As a Realtor in Mt. Shasta, CA, I deal with this question all the time. The truth is there’s no one-size-fits-all answer, but I’ve laid out an example scenario below that will get a first-time homebuyer moving in the right direction.
Let’s say you want to buy a house for $200k. If you’re getting a conventional loan, the bank typically wants to make sure you have at least 20% equity in the house, so they feel safer lending you the money. (NOTE: There are other loan products available besides conventional. Work with your lender to determine the best one for your situation).
You can get by with less than 20% down, but then private mortgage insurance (PMI) will be required, which will bump your monthly payments up by a couple hundred bucks or so. Eventually, once you do have 20% equity in your house, you can refinance, ditch the PMI payments, and lower your monthly mortgage payments.
So, to avoid PMI, and put 20% down, you’ll need $40,000 right off the bat.
Closing costs are typically divided equally between the Buyer and Seller. I usually tell Buyers to plan on paying roughly 2% of the purchase price ($4,000 in this case) for closing costs. Usually it’s less, occasionally it’s more, but that’s a safe enough bet for an estimate.
Then, there’s the Buyer’s Inspection period, at which time they can have any inspection they want (home, roof, septic, pest, etc.), as long as THEY pay for it. Home and pest are common, and that can run $1,000 in our area. In larger cities, those inspections will cost more. Just to be safe, let’s say $2,500 for inspections.
If we add up the down payment, closing costs, and inspections, we’re at $46,500, which is just over 23% of your purchase price of $200,000.
Now, the variables may very well change from purchase to purchase. Some of these items (closing costs, inspections) could be points of negotiation during the purchase process, and some loan products will offer more flexible terms.
However, to get a general idea of their in-the-door costs, first-time homebuyers can multiply the purchase price of the home times .23 (in our example: $200,000 x .2325 = $46,500), and if that number gives them sticker shock, they should keep saving!
Disclaimer: These figures are estimates. In order to determine accurate numbers for their specific purchase, Buyers should work in tandem with a Realtor, Lender, and Escrow Officer.

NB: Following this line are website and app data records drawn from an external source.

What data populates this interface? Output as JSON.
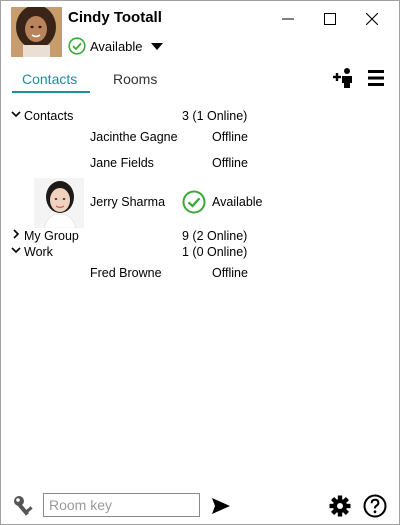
{
  "user": {
    "name": "Cindy Tootall",
    "status": "Available"
  },
  "window_controls": [
    "minimize",
    "maximize",
    "close"
  ],
  "tabs": [
    {
      "label": "Contacts",
      "active": true
    },
    {
      "label": "Rooms",
      "active": false
    }
  ],
  "groups": [
    {
      "name": "Contacts",
      "count": "3 (1 Online)",
      "expanded": true,
      "members": [
        {
          "name": "Jacinthe Gagne",
          "status": "Offline"
        },
        {
          "name": "Jane Fields",
          "status": "Offline"
        },
        {
          "name": "Jerry Sharma",
          "status": "Available"
        }
      ]
    },
    {
      "name": "My Group",
      "count": "9 (2 Online)",
      "expanded": false,
      "members": []
    },
    {
      "name": "Work",
      "count": "1 (0 Online)",
      "expanded": true,
      "members": [
        {
          "name": "Fred Browne",
          "status": "Offline"
        }
      ]
    }
  ],
  "footer": {
    "room_key_placeholder": "Room key"
  },
  "colors": {
    "accent": "#1a8fa0",
    "available": "#3aa83a"
  },
  "icons": [
    "key-icon",
    "send-icon",
    "gear-icon",
    "help-icon",
    "add-contact-icon",
    "menu-icon",
    "check-icon",
    "chevron-down-icon"
  ]
}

Nikolas Allen is a Realtor® in Mt. Shasta, California. He helps people through the complex process of buying and selling their homes. He put less than 20% down on his house, and is currently paying for PMI.